╭─ Data in this exercise

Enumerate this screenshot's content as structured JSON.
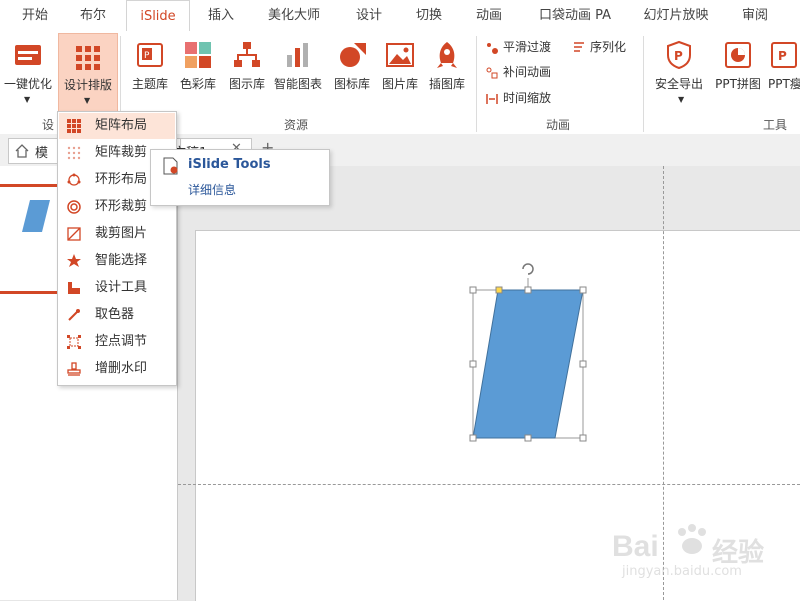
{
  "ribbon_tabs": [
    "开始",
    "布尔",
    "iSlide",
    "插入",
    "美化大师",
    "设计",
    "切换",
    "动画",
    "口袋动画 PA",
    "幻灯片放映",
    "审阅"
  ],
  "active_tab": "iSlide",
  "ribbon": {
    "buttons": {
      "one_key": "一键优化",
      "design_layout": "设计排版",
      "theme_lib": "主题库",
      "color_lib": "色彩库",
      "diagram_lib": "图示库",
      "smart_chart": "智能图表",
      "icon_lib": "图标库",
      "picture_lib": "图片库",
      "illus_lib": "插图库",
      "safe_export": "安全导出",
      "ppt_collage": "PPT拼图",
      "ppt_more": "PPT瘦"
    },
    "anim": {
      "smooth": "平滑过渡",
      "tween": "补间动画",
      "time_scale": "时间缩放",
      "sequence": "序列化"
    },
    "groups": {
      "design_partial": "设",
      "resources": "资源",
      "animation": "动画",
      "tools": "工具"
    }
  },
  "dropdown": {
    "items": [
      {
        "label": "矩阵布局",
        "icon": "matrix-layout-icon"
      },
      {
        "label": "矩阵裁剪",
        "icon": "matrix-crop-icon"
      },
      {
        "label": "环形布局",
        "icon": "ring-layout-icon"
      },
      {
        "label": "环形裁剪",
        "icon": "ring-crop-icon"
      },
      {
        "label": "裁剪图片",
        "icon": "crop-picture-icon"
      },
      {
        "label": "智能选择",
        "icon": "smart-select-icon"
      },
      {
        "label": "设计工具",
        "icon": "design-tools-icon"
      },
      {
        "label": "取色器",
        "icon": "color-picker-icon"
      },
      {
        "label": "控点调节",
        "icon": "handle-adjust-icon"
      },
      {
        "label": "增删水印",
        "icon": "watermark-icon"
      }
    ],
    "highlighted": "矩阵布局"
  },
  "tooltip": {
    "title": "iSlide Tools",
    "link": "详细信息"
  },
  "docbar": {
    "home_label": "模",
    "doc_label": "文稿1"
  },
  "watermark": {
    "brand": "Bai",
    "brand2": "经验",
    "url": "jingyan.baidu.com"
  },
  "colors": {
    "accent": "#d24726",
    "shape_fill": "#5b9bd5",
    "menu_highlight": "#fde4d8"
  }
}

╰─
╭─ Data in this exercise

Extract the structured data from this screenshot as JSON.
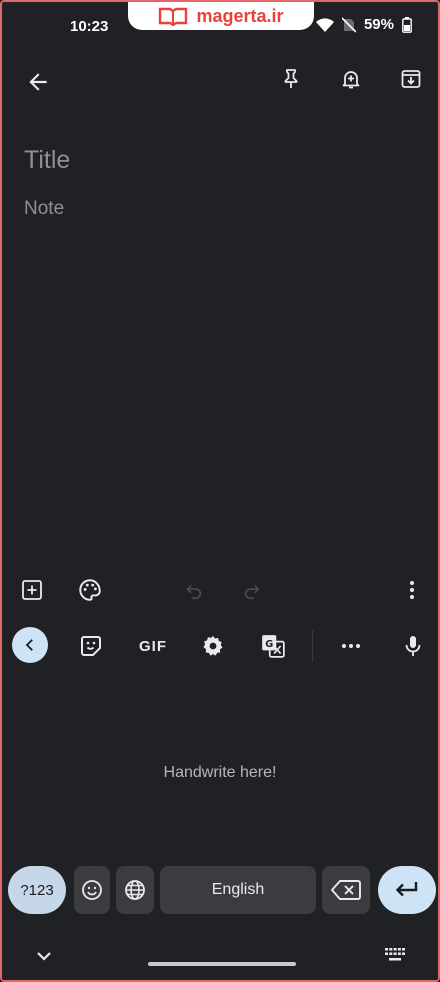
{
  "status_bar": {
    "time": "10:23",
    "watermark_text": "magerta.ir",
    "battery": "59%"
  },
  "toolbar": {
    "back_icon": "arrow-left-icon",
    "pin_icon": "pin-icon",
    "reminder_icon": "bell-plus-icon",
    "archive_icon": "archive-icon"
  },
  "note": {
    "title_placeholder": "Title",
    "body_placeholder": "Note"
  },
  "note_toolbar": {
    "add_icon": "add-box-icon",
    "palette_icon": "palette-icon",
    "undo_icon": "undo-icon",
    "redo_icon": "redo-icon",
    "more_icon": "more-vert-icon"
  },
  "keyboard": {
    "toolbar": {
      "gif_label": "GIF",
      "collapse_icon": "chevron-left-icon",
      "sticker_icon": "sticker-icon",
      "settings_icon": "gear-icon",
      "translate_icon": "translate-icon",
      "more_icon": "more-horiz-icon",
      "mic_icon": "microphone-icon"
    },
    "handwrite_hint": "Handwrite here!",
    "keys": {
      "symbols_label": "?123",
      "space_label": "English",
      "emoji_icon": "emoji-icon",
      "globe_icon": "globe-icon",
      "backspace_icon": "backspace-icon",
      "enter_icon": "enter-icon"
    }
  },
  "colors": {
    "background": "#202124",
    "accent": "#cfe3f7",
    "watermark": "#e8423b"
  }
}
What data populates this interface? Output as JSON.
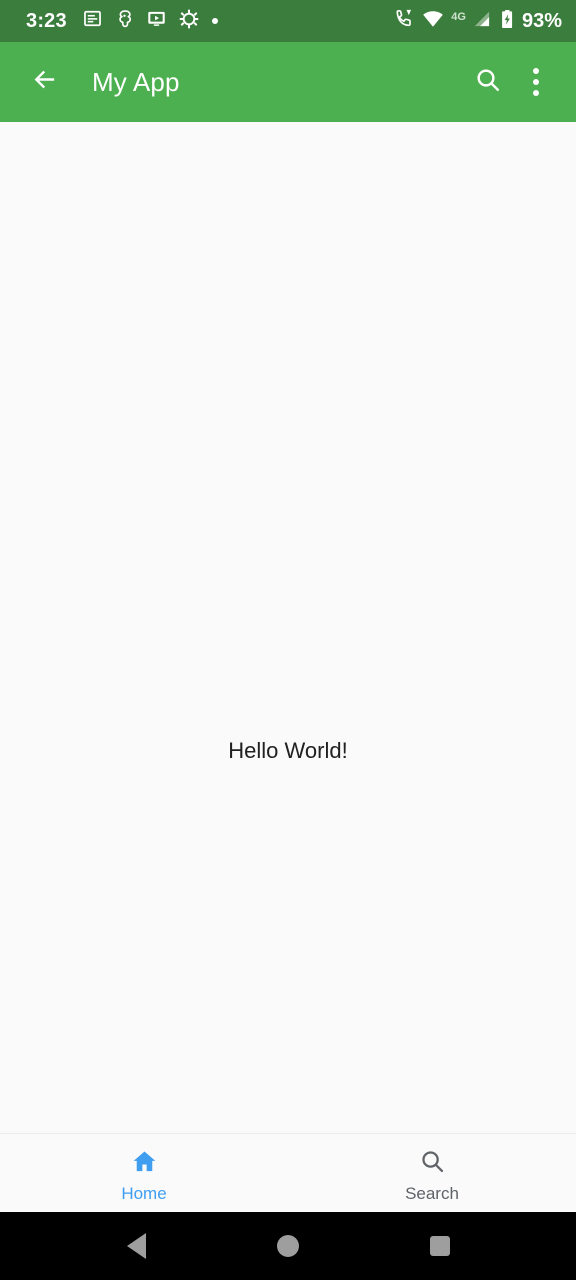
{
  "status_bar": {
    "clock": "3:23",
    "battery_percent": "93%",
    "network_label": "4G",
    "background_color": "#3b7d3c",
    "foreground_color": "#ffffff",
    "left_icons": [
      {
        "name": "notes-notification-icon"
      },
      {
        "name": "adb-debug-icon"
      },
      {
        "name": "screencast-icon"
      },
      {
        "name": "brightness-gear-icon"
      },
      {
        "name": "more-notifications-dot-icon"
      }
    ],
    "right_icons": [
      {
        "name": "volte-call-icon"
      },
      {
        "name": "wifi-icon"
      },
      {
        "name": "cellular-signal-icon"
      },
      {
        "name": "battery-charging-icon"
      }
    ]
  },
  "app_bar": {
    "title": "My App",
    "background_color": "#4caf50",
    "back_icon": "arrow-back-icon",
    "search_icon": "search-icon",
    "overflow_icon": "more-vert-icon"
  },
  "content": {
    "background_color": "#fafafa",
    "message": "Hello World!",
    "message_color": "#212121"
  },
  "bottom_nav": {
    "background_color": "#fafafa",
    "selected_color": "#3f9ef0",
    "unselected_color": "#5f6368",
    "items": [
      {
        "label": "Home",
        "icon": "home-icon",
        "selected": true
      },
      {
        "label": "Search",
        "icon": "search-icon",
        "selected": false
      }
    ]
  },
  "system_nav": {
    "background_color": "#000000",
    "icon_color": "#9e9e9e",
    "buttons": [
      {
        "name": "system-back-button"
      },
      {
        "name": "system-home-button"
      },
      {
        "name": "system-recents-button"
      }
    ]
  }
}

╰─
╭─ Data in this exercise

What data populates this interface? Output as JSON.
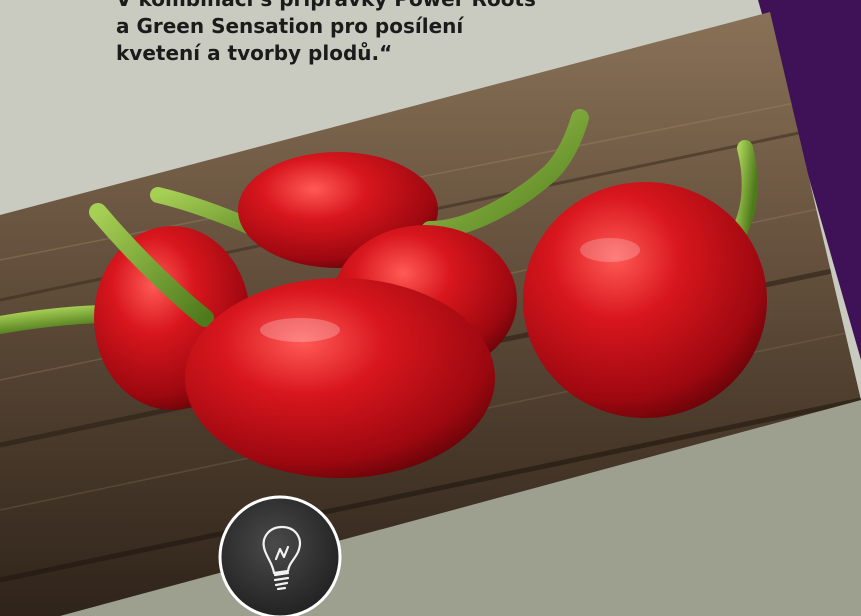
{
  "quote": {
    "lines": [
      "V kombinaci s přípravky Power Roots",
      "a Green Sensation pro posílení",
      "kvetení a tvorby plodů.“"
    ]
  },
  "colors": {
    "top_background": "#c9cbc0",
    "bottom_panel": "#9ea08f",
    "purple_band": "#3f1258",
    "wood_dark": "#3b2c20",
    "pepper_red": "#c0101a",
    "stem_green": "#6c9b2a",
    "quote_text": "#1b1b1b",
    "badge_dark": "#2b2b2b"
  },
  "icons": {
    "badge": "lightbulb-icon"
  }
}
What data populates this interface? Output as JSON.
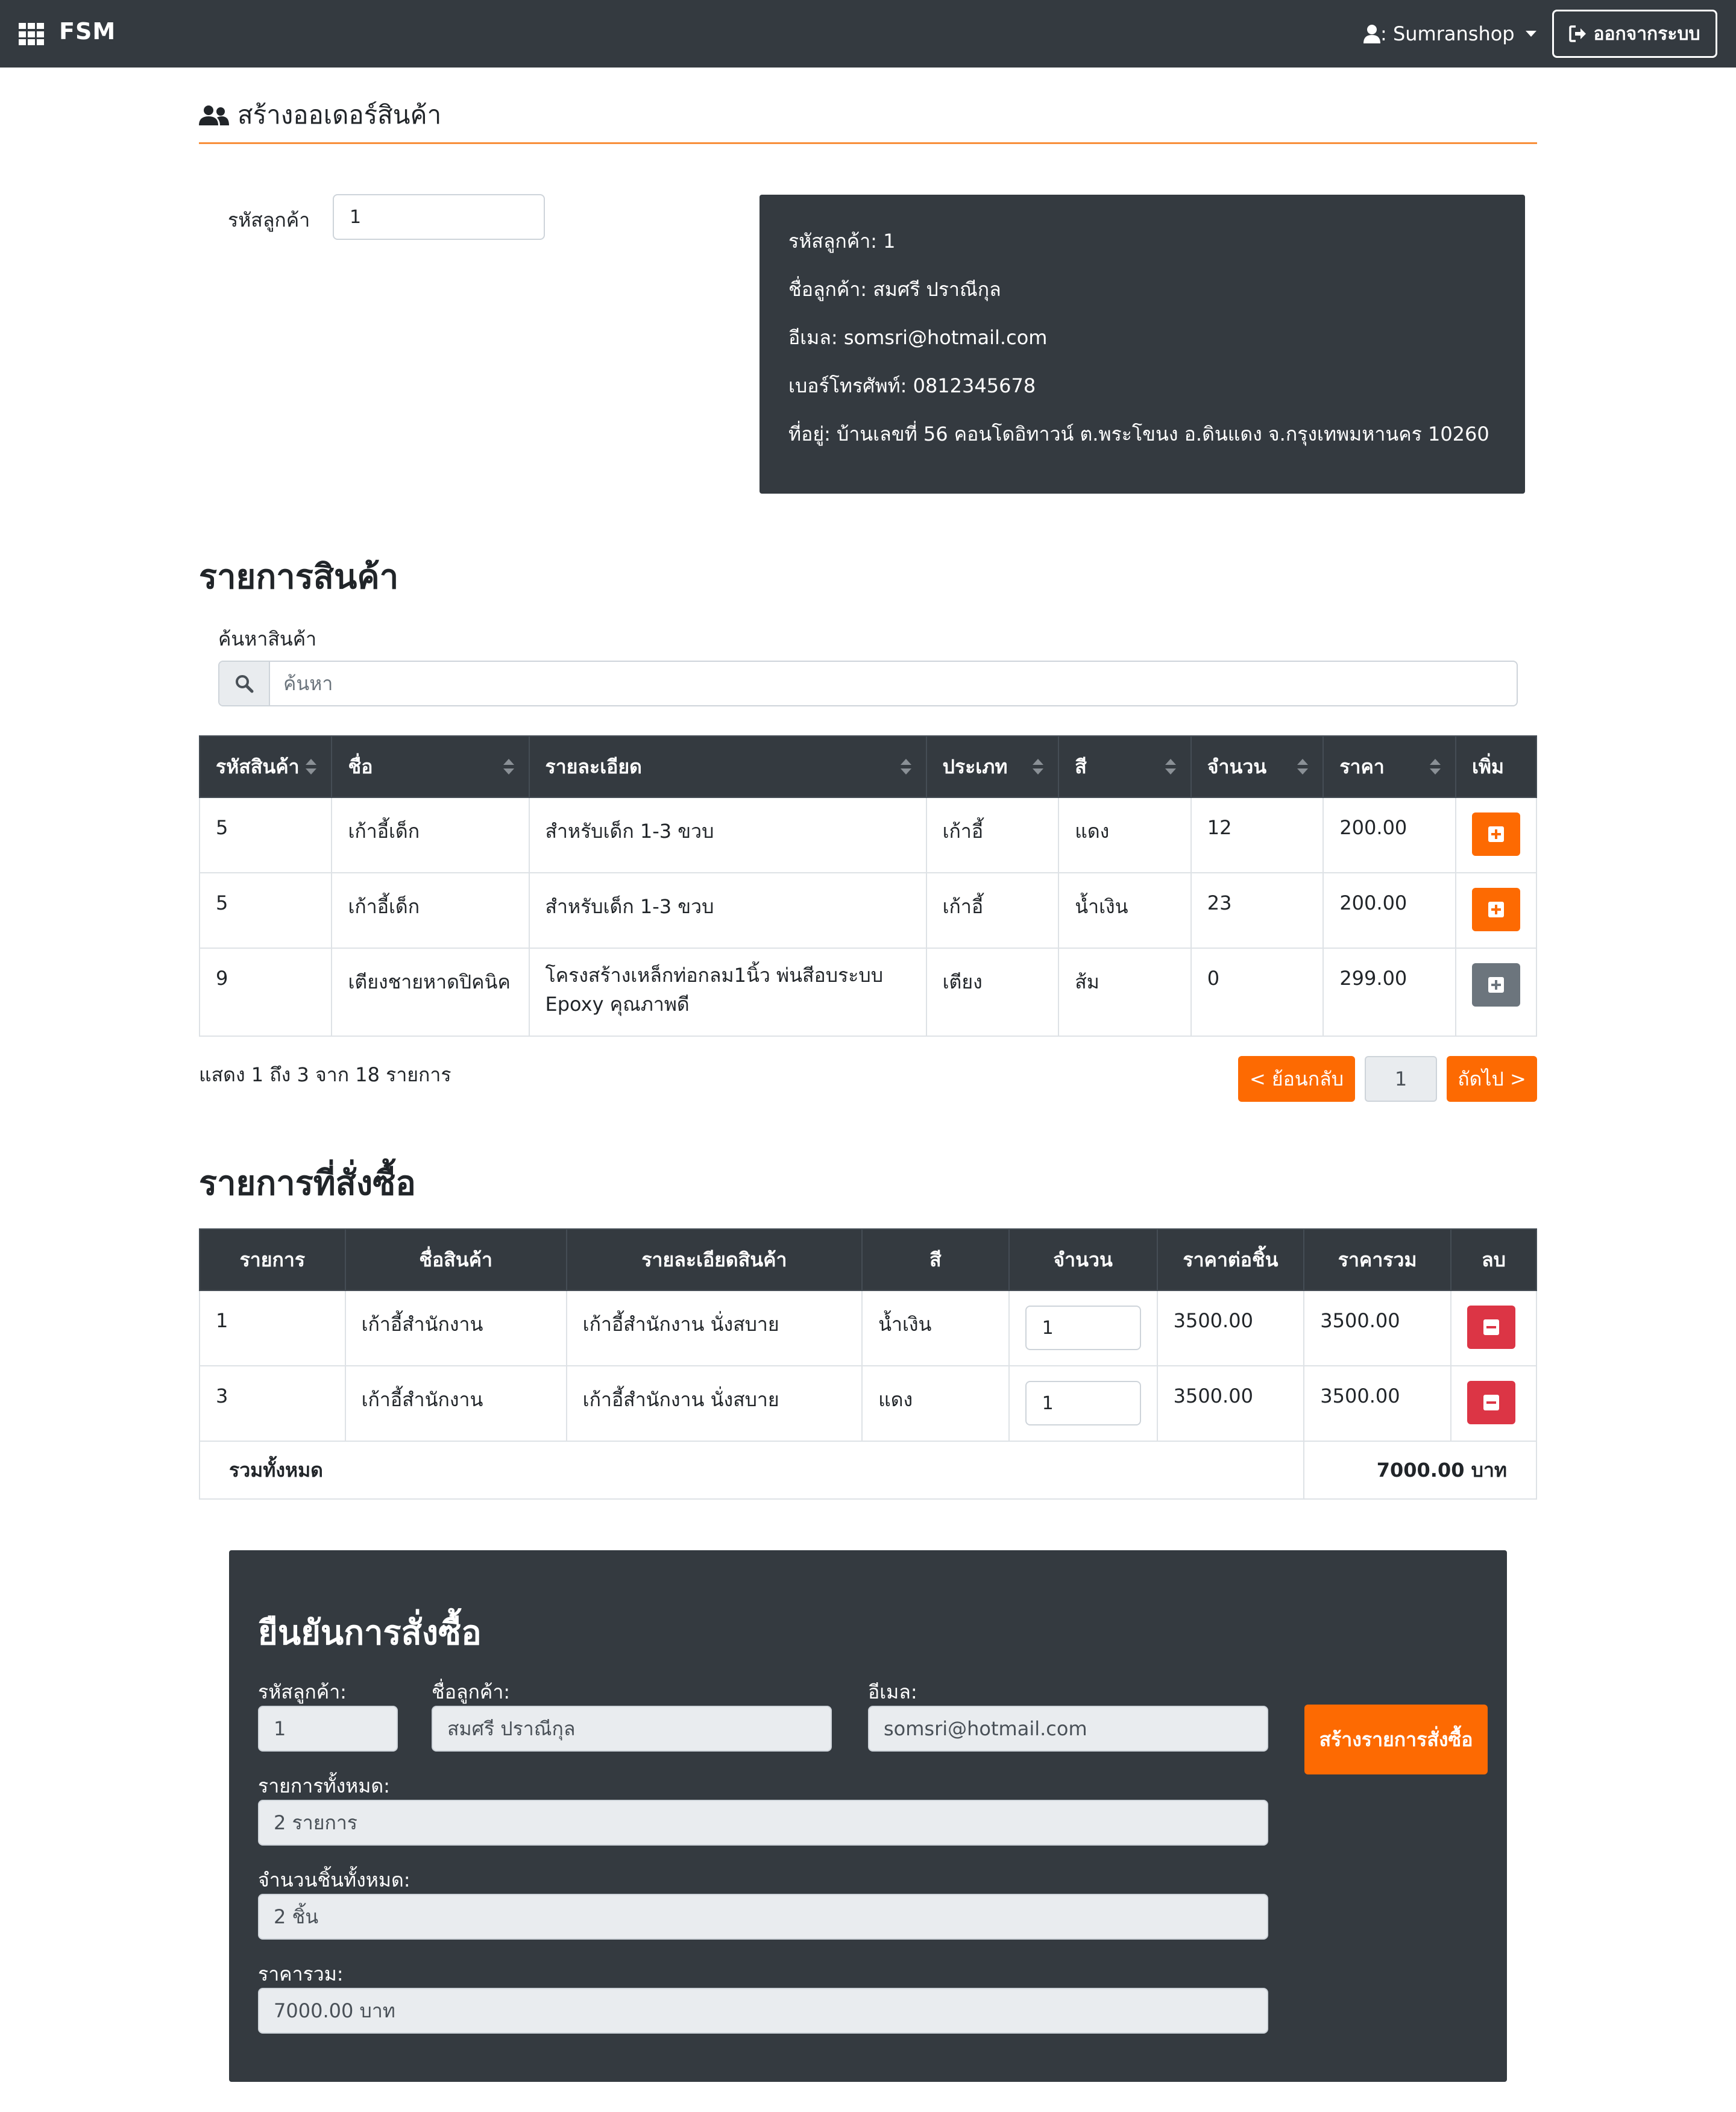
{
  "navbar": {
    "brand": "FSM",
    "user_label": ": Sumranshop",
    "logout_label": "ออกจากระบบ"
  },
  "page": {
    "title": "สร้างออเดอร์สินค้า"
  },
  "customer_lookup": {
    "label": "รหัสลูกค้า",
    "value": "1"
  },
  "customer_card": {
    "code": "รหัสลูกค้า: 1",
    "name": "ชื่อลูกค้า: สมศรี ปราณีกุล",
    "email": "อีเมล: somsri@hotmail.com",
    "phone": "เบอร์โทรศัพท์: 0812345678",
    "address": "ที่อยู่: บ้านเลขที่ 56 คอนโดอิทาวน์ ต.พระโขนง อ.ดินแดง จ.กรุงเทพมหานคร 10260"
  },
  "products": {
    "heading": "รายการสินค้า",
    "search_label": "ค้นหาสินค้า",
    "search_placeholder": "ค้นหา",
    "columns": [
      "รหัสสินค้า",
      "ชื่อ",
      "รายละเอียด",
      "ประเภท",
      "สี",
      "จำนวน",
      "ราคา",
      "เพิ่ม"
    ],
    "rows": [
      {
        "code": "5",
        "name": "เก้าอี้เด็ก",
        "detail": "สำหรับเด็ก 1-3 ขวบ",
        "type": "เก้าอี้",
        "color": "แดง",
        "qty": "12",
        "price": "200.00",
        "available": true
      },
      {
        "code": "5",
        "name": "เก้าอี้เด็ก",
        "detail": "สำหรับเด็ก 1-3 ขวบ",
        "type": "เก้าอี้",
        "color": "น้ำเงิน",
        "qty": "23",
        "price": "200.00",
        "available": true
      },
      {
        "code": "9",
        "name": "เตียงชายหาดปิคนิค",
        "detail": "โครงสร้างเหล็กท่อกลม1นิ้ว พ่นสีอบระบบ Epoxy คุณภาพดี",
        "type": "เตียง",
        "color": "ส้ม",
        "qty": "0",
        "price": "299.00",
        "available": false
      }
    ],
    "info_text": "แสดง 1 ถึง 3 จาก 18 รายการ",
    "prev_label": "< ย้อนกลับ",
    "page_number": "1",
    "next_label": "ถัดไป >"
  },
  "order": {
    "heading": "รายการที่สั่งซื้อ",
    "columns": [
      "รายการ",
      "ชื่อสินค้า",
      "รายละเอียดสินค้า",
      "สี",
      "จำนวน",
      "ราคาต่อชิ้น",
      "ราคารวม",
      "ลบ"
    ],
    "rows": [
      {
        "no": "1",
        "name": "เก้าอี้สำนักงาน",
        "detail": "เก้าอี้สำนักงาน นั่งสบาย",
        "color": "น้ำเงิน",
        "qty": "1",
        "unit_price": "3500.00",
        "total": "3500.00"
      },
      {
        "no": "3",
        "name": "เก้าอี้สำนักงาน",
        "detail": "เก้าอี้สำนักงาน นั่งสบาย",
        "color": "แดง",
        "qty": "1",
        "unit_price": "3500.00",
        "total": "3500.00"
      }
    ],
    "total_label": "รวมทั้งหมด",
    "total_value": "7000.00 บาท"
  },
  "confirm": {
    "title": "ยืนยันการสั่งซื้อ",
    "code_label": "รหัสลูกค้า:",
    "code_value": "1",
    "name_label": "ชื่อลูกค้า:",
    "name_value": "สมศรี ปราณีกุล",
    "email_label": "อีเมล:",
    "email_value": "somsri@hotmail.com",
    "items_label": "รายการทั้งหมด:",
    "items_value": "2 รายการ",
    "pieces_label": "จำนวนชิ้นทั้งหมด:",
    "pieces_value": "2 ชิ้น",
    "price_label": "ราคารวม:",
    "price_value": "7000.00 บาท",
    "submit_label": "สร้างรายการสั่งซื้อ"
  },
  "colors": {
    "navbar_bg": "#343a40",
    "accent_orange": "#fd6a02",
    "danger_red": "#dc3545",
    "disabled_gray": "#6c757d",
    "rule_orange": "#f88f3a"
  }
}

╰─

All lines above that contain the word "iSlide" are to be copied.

Written response:
    "iSlide",
  "active_tab": "iSlide",
    "title": "iSlide Tools",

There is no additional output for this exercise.